As workers slowly make their return to the office, many companies are finding new ways to infuse their spaces with creativity — and often integrating new green design strategies along the way. Bakken Baeck, a Norwegian digital design studio with offices across Central Europe, was looking for a new headquarters that would prioritize sustainable design. London’s Archmongers, a firm specializing in mid-century refurbishment and commercial spaces, stepped in to make their dreams a reality — all with the aim of minimizing the business’ carbon footprint in both the short-term and the long-term.
Starting with the bones of an industrial building in the London borough of Hackney, the firm prioritized sustainable and durable materials to build out a welcoming office space. Because of the space’s open-concept floorplan, privacy was a key consideration when planning out materials — the firm opted for rubber-clad steps in a speckled charcoal, leading up to the mezzanine to dampen the sound of footsteps and chatter. On the mezzanine, private meeting rooms are adorned in Douglas fir, stained in a natural wood solution. To add to the acoustic performance, textile-clad panels were superimposed onto the walls.
The first floor’s striking ceiling height contrasts the pale pastel green coating the walls, for a calming effect. Intriguingly angled ceiling mirrors may look out of place, but their placement is deliberate: they create a visual connection to the ground floor and allow natural light to come in, contrasting the deep purple walls. Scalloped cardboard wallpaper connects the ground floor to the first floor through a double-height stair void. There, a blackened steel bannister leads to the first-floor kitchen where dark Fenix doors contrast oversized white handles, white marble terrazzo and brass.

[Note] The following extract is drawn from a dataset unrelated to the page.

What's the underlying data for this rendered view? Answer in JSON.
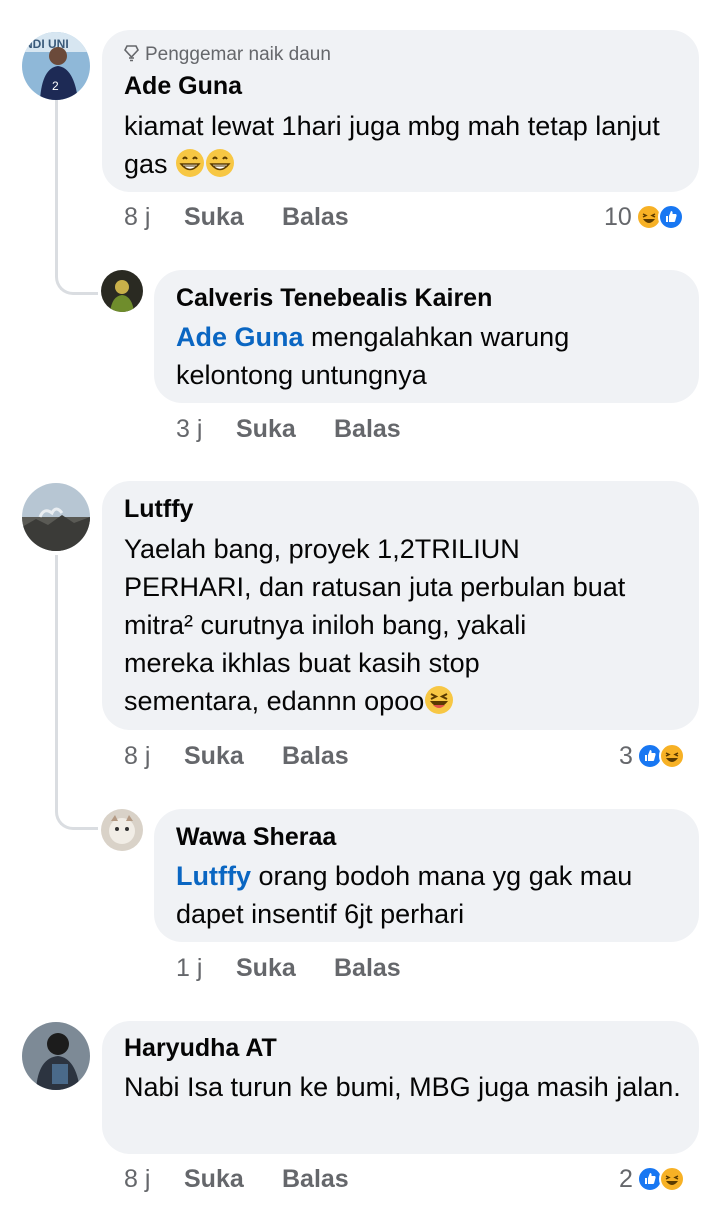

Floor-to-ceiling curtains offer a unique alternative to moveable walls, creating dynamic and textured informal meeting spaces for collaboration and spontaneous conversation.
At lunch, the Bakken Baeck team gathers around the bespoke table on the ground floor, and they sometimes use the snug as a place to connect with other branches over a game of Mario Kart. According to Johan Hybschmann, Managing Partner of Archmongers, “our design evokes a homely environment rather than a conventional workspace.” The designers were mindful of the need to coax employees back into the workspace by offering them inviting and imaginative spaces.
The furniture is deliberately selected to complement the overall design — the space is sprinkled with furniture by mid-century heavyweights such as Alvar Aalto, Panton, balanced with more modern offerings by Barber Osgerby and the Bouroullec brothers.
Archmongers puts material science first in this London HQ refurbishment for design studio Bakken Baeck.